Aim of the exercise → Among the entries below, find each line with "text" and show it.

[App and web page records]
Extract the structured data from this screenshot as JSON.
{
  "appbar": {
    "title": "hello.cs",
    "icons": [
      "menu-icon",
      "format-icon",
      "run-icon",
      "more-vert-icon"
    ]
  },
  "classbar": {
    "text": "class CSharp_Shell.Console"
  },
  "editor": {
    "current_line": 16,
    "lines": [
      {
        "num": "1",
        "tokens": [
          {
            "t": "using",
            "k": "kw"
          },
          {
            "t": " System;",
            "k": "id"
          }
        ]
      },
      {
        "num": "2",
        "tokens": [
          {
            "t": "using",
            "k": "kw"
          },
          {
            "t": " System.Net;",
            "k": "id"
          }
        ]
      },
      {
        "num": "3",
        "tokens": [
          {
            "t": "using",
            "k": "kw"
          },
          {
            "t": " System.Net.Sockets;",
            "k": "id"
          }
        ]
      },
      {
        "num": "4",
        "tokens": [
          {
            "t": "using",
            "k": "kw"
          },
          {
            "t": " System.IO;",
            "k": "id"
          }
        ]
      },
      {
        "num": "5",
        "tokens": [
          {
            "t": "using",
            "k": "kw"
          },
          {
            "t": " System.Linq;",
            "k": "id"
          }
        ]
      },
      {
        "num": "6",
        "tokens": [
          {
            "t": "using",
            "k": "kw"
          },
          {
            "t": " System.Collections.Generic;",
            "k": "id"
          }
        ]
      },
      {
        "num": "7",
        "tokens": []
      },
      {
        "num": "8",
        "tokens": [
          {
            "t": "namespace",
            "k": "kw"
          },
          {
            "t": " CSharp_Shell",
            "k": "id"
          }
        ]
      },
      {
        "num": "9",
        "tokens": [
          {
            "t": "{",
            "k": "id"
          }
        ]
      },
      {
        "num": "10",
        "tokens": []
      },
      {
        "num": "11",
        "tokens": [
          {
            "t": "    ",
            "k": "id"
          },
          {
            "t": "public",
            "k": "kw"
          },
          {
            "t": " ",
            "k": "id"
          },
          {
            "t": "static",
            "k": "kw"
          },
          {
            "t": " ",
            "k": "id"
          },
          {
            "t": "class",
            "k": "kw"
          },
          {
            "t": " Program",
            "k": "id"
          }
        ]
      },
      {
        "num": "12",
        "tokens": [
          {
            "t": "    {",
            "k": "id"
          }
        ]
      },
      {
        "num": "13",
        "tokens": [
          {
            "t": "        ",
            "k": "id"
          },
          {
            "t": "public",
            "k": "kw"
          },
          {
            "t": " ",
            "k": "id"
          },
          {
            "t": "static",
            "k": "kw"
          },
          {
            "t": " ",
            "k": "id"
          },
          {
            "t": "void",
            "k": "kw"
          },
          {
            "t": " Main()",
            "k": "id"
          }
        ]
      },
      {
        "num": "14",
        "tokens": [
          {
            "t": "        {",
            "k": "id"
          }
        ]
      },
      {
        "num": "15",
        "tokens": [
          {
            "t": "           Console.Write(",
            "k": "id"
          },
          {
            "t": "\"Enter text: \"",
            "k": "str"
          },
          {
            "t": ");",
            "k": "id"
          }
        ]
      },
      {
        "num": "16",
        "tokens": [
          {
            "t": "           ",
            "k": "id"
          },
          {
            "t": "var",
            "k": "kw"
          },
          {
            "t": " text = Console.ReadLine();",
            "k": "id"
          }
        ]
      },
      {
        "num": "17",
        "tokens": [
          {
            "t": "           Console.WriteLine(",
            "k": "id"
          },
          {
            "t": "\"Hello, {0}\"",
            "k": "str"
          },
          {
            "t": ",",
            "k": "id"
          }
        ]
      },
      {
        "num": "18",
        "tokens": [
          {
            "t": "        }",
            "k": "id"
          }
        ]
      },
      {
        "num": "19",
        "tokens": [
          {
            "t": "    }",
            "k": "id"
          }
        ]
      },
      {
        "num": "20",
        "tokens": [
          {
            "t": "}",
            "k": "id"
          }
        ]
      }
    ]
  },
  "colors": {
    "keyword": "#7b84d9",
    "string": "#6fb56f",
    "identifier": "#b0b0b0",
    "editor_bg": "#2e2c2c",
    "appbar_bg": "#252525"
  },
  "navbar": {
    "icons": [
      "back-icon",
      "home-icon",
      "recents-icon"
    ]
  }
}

Response →
    "text": "class CSharp_Shell.Console"
            "t": "\"Enter text: \"",
            "t": " text = Console.ReadLine();",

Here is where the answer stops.